(Input) Integer. Specifies the identifier of a control within the dialog box (from the .FD file).


(Input) EXTERNAL. Name of the routine to be called when the event occurs.


(Input) Integer. Specifies the member id of the method in the event interface that identifies the event


(Input, Optional) Derived type (GUID). Specifies the Interface identifier of the source (event) interface. If not supplied, the default source interface of the ActiveX control is used.

Consider the following function call:

  ret = DlgSetCtrlEventHandler( dlg, IDC_ACTIVEMOVIECONTROL1, &
      ActiveMovie_ReadyStateChange, -609, IID_DActiveMovieEvents2 )

In this function call:

  • IDC_ACTIVEMOVIECONTROL1 identifies an ActiveMovie control in the dialog box.

  • ActiveMovie_ReadyStateChange is the name of the event handling routine.

  • -609 is the member id of the ActiveMovie's control ReadyStateChange event. You can get this number from:

    • The module that the Fortran Module Wizard generated. There is a "MEMBERID = nn" comment generated for each method in a source interface (see the example below).

    • The documentation of the ActiveX control.

    • A tool that allows you to examine the type information of the ActiveX control, for example, the OLE/COM Object Viewer in the Microsoft Visual Studio* IDE.

  • IID_DActiveMovieEvents2 is the identifier of the source (event) interface.

The interface generated by the Intel Fortran Module Wizard for the ReadyStateChange event follows:

   !Reports that the ReadyState property of the ActiveMovie Control 
   !has changed
   ! MEMBERID = -609
   SUBROUTINE DActiveMovieEvents2_ReadyStateChange($OBJECT, ReadyState)
       INTEGER(4), INTENT(IN)	:: $OBJECT	 ! Object Pointer
       INTEGER(4)	:: ReadyState
       !DEC$ ATTRIBUTES VALUE	:: ReadyState
       !DEC$ ATTRIBUTES STDCALL :: DActiveMovieEvents2_ReadyStateChange
    END SUBROUTINE DActiveMovieEvents2_ReadyStateChange

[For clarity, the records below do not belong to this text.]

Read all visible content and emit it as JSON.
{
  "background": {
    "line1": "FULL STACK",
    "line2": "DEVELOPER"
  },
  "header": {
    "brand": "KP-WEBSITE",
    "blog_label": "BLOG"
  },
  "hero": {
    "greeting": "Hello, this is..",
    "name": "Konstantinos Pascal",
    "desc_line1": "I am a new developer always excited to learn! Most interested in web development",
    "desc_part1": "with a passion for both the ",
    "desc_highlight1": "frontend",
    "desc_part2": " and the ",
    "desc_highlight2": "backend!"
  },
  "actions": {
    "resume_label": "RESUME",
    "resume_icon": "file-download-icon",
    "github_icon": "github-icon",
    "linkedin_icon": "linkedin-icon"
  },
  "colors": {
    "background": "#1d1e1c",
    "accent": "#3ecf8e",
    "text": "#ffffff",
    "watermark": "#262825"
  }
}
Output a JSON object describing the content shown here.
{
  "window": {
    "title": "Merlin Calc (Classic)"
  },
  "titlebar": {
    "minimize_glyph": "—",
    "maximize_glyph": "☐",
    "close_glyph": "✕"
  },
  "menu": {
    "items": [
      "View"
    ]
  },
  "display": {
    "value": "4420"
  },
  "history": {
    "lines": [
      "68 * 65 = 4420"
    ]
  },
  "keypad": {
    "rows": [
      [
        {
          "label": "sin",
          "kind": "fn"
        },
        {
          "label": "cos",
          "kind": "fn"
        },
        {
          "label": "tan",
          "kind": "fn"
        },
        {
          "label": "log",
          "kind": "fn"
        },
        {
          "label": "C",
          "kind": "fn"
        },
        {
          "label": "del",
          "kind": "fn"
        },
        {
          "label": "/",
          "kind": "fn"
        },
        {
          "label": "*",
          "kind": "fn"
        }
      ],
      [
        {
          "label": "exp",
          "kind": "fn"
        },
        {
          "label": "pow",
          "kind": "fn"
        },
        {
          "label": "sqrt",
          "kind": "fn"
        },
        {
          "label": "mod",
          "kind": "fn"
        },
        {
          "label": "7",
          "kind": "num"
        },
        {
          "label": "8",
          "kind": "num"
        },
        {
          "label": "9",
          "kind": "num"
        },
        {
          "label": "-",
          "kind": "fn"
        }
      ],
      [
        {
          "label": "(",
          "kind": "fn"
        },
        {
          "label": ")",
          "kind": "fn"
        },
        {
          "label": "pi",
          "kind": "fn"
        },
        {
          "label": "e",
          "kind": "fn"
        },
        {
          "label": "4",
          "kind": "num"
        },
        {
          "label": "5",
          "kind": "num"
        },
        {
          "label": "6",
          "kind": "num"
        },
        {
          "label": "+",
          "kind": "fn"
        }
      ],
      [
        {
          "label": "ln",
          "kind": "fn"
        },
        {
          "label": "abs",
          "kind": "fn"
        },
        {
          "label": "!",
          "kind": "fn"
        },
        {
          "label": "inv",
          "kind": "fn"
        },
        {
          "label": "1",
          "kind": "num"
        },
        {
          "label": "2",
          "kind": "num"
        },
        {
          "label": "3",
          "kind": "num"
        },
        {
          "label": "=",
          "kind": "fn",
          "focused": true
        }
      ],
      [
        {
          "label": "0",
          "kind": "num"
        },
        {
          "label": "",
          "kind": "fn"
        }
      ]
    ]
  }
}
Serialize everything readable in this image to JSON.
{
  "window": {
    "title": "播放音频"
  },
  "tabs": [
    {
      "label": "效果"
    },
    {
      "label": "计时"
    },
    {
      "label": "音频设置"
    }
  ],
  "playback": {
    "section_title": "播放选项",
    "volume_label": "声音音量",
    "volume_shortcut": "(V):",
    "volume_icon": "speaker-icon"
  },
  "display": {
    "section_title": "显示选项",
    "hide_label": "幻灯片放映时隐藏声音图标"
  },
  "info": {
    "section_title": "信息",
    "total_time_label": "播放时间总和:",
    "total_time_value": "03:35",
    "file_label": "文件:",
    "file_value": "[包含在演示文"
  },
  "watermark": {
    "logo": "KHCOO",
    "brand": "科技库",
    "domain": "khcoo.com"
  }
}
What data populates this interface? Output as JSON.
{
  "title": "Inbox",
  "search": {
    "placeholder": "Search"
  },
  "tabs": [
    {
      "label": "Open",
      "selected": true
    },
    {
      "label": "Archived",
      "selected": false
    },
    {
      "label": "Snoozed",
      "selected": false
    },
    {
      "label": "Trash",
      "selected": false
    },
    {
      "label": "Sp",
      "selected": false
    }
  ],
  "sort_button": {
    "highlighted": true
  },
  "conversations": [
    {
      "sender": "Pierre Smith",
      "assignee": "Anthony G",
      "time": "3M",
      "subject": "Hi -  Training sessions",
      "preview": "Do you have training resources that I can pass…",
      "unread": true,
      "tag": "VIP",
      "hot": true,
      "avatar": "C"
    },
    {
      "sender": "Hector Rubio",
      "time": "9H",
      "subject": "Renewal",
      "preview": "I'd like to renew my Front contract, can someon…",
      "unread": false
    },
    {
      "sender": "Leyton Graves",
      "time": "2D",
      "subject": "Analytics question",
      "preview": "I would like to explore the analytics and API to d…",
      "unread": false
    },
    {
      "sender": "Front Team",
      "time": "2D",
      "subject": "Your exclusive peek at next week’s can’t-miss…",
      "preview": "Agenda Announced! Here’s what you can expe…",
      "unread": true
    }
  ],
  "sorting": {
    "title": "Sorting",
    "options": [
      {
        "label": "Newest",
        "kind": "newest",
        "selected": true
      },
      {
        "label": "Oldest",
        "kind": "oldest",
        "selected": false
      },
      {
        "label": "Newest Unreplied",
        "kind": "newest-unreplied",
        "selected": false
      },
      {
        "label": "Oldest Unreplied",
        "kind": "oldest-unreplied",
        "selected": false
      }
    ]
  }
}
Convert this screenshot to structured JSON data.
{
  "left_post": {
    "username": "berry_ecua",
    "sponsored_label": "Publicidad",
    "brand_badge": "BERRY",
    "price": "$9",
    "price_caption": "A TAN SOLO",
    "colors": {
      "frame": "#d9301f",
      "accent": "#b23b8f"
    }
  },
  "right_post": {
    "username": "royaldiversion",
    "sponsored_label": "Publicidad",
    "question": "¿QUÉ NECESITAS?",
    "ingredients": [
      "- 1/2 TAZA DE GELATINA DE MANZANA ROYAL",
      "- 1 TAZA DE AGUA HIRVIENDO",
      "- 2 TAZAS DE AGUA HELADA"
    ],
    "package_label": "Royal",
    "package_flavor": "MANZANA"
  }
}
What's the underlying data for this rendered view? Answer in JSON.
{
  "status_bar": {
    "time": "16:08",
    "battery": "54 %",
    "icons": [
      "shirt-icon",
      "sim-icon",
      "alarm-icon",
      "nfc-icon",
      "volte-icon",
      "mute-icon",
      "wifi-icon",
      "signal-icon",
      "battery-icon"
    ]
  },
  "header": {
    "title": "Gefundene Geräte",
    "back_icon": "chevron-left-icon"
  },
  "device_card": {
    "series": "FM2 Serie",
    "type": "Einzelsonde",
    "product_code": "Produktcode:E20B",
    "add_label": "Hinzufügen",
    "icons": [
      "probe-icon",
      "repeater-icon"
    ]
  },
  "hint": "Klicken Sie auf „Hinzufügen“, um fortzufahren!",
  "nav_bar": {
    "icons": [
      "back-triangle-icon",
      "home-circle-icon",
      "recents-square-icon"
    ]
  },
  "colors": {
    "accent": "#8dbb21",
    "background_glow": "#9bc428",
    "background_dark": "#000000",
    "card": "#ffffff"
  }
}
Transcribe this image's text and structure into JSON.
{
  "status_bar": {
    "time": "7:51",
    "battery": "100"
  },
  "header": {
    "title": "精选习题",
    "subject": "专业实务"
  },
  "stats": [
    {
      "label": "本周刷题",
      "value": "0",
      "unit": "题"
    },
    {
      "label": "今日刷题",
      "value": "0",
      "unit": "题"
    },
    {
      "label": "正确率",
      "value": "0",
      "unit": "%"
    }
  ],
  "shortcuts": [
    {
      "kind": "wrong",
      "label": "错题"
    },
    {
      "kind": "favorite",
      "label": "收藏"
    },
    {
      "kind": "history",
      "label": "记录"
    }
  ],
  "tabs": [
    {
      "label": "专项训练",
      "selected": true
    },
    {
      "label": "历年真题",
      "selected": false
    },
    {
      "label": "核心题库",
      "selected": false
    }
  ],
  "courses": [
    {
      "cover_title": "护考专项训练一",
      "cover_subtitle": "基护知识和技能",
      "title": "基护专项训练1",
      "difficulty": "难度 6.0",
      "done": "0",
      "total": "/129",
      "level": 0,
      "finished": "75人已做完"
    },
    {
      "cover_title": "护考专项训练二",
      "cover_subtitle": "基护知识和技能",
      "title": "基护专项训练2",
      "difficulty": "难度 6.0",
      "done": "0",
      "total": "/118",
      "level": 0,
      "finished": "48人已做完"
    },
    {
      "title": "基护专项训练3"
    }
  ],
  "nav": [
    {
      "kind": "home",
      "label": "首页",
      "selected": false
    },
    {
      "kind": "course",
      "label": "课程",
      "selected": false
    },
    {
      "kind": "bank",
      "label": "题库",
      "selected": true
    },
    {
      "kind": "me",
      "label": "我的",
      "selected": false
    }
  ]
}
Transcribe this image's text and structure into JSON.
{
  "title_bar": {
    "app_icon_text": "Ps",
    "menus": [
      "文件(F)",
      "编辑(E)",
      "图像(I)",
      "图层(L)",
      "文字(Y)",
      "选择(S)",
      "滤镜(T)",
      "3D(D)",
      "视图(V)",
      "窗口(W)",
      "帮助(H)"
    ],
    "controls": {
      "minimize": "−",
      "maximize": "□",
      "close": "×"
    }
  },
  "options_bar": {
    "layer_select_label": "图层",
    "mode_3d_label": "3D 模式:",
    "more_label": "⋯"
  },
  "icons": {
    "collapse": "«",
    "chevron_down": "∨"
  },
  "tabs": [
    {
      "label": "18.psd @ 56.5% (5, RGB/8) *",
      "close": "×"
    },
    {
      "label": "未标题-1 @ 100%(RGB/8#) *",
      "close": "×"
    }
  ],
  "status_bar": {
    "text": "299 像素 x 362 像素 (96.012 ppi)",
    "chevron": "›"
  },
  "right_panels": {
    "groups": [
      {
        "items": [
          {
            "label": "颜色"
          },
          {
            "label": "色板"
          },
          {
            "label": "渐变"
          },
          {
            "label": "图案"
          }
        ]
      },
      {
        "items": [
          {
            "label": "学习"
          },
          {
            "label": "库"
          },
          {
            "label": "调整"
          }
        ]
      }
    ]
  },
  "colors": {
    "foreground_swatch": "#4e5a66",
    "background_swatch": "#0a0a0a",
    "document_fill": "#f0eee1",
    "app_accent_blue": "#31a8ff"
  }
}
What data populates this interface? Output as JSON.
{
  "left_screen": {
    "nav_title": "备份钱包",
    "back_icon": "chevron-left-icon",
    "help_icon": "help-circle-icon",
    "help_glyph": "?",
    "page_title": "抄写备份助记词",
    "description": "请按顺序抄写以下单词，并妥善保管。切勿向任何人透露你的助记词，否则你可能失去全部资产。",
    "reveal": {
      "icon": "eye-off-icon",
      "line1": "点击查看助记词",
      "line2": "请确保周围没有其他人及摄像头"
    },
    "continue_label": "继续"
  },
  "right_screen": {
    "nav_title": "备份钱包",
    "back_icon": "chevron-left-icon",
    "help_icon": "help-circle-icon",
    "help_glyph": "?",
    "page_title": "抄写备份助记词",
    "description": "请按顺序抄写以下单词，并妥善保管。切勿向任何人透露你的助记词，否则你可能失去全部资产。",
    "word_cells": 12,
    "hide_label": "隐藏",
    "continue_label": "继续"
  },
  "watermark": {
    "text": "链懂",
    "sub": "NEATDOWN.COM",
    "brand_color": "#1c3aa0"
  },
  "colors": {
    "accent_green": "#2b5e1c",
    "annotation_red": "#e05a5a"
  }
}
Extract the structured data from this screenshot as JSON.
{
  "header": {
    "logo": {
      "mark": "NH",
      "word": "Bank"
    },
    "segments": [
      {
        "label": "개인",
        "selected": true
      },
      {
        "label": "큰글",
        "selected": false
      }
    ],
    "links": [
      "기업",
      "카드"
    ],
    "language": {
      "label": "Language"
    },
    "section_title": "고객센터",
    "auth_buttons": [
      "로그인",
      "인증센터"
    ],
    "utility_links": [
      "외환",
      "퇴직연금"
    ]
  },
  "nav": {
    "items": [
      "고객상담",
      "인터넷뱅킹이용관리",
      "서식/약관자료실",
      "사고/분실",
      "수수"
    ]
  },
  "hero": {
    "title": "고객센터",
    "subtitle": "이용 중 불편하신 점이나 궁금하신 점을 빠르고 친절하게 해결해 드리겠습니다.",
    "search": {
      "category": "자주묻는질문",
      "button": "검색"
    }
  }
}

The handler that you define in your application must have the same interface. Otherwise, your application will likely crash in unexpected ways because of the application's stack getting corrupted.

Note that an object is always the first parameter in an event handler. This object value is a pointer to the control's source (event) interface, not the IDispatch pointer of the control. You can use DLGGET as described above to retrieve the control's IDispatch pointer.